Oh well, a new speedometer clock, a new wheel bearing, a complete disembowelment for oil leaks in the gearbox, oil sump and cylinder head and everything will be as good as new. Your car spends three days in the intensive care unit at the service department.
You get the car back. Bugger! You realise that you forgot to mention to the morons in the service department that the little leather cover which covers the hole in the transmission tunnel at the bottom of the gear stick detaches every time you change from fourth to fifth gear and flaps around like a flag in a gale. To hell with it! Who gives a s##t about the leather cover that covers the hole in the transmission tunnel when every other component of the car is dropping to bits. At least you've got the car back.
But your car hasn't finished messing with your head yet. Oh no, the heater isn't defeated that easily. No matter what you do, no matter how hard you try, it will not switch off. The British summer has finally arrived and your heater won't even go half off. No, it has decided to stick at one hundred per cent full on. Since you collected your car from the intensive care unit, you have driven 600 miles in a mobile bloody sauna!

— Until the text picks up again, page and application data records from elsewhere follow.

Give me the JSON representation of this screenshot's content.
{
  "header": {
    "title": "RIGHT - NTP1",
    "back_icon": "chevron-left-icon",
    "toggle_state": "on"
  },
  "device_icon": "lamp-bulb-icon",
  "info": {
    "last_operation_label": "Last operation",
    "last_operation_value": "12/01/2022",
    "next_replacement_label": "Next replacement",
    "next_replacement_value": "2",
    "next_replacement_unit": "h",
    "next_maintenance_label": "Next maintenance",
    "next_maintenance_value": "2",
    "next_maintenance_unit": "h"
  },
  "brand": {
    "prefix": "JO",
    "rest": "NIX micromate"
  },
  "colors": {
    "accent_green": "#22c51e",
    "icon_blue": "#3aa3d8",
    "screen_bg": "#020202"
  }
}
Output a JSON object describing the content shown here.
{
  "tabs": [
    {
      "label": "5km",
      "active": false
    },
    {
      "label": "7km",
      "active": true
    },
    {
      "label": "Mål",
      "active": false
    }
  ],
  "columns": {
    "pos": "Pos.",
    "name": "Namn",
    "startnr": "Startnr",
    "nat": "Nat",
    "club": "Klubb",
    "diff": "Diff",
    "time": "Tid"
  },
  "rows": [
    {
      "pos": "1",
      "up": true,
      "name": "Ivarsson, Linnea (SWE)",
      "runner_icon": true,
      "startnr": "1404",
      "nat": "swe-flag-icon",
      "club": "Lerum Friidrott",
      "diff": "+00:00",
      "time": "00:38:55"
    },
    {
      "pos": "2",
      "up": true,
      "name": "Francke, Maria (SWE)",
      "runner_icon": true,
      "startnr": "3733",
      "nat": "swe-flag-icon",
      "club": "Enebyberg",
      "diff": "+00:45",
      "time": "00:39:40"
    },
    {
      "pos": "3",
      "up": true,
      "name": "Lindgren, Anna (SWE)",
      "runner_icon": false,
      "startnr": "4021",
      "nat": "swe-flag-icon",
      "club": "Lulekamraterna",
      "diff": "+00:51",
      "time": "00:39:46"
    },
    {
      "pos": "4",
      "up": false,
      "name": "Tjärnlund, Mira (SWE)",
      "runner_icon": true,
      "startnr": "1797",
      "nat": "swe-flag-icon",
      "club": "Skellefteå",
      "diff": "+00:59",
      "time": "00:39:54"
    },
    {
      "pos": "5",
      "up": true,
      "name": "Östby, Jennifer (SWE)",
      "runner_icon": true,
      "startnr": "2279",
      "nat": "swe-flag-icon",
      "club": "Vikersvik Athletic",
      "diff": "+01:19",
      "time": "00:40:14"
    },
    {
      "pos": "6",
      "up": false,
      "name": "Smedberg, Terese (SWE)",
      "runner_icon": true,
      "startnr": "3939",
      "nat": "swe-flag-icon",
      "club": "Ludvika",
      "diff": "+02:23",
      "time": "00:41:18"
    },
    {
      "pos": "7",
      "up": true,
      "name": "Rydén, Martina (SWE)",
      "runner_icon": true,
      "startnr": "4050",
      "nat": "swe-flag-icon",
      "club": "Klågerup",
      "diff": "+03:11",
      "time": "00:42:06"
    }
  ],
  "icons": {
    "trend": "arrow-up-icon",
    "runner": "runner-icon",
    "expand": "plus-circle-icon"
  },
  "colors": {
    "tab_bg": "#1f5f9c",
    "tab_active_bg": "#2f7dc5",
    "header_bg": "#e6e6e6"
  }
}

It is Monday 21st August and you have taken your sauna to back to the service department to be switched off. Will they do it - will they hell! The earliest they can possibly do it is Wednesday. It's not as if you need to lose weight, but for the next couple of days, you aren't going to get a lot of choice. You're going to be spending as much on anti-perspirant as you are on fuel. Seething, you leave the service department and set off to drive the 30 miles home with all the windows fully open.
It can't get any worse can it? Of course it can!
The British summer is fickle at the best of times. However, it is at this point that it decides to have a thunderstorm. Not just any thunderstorm, but a storm of biblical proportions. This isn't normal rain, this is solid water with slots in. Time to close the windows. Yes! You've guessed already haven't you? The driver's window goes on strike again. It won't move - not one millimetre. There you are, cruising along the motorway. Your left side, in the full blast of the heater, is slowly cooking to a perfect medium rare. Your right side is immersed in a torrent of cold water hitting you at 70 miles per hour. The car is slowly filling with water. You sauna is turning into a paddling pool.
You finally arrive home, one side soaked in sweat, the other soaked with rain and you are ready to commit mass murder. There are no motor mechanics around to tear limb from limb so you decide instead to write a couple of letters - this one and another to 'Jim'll Fix It', asking if they'll cover the cost of pushing the bloody thing off a cliff.
Yours in desperation,
For those from outside the UK or too young to remember, 'Jim'll Fix It' was a BBC television programme where people could write in to ask for a dream to come true. Alas, my dream didn't. However, Austin Rover arranged for me to have a very nice courtesy car whilst my car was returned to the service department where it spent an entire month being more or less completely rebuilt. When I got it back, I sold it before something else dropped off.